> What needs to be done
Report each line of the data that has "this" somewhere in it.

> Records shown
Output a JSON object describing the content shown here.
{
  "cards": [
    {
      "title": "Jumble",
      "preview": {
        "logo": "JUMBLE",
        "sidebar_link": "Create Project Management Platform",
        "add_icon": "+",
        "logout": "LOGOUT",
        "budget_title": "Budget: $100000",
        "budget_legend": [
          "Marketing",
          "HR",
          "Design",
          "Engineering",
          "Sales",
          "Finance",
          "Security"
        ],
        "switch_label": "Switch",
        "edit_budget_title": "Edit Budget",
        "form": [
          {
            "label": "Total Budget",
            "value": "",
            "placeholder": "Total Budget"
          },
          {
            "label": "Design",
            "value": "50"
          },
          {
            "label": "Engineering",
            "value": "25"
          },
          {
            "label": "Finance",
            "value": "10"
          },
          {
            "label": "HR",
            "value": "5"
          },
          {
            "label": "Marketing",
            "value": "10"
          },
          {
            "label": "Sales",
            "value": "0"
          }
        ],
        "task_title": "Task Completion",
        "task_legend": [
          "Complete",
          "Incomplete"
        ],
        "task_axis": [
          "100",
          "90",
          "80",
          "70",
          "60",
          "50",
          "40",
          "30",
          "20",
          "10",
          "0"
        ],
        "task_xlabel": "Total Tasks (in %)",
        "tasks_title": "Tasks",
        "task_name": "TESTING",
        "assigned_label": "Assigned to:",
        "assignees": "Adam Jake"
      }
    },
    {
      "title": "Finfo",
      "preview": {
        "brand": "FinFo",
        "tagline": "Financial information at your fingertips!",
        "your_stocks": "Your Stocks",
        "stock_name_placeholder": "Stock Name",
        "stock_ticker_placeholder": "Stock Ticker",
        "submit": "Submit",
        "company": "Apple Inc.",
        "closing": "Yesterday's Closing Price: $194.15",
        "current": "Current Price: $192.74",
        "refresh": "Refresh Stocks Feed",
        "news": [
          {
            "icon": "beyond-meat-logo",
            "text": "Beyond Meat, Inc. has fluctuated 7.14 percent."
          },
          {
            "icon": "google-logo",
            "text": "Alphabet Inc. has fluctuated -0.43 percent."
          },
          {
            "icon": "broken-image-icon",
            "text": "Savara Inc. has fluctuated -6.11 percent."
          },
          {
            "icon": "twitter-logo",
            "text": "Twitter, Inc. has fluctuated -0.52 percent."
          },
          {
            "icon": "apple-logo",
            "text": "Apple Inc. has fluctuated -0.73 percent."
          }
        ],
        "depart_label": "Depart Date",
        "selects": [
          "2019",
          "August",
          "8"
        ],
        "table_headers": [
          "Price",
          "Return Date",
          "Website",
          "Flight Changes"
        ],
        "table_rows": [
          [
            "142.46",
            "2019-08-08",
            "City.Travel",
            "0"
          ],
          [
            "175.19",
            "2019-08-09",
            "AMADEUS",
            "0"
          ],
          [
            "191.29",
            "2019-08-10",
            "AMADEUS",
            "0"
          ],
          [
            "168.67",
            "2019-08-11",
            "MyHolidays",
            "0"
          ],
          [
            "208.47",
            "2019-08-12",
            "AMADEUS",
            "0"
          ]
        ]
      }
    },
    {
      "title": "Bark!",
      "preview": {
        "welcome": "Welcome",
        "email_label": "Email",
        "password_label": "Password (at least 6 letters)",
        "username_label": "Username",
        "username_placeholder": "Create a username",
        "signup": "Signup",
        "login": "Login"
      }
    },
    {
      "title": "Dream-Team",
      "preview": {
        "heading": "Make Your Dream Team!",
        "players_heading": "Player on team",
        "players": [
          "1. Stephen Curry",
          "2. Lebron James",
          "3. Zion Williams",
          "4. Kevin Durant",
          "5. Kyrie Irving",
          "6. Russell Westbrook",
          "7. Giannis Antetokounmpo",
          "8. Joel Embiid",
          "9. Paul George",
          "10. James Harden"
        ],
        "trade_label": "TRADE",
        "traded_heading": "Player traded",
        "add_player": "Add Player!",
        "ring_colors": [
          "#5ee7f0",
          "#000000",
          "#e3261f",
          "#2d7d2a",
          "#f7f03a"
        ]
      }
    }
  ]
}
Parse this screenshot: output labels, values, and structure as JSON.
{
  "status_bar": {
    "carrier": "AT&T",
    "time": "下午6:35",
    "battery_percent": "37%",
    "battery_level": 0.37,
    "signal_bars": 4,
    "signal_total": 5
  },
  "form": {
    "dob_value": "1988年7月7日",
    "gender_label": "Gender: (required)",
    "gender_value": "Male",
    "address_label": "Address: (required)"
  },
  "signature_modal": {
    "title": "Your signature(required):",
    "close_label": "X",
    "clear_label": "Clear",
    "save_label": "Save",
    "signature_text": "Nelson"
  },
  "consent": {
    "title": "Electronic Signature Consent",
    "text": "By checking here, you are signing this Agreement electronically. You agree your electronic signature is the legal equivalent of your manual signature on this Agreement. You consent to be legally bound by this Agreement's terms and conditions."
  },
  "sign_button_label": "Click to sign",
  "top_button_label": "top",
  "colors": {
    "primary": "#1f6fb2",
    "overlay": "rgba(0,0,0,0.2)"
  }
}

> Task result
Parse this screenshot: output labels, values, and structure as JSON.
    "text": "By checking here, you are signing this Agreement electronically. You agree your electronic signature is the legal equivalent of your manual signature on this Agreement. You consent to be legally bound by this Agreement's terms and conditions."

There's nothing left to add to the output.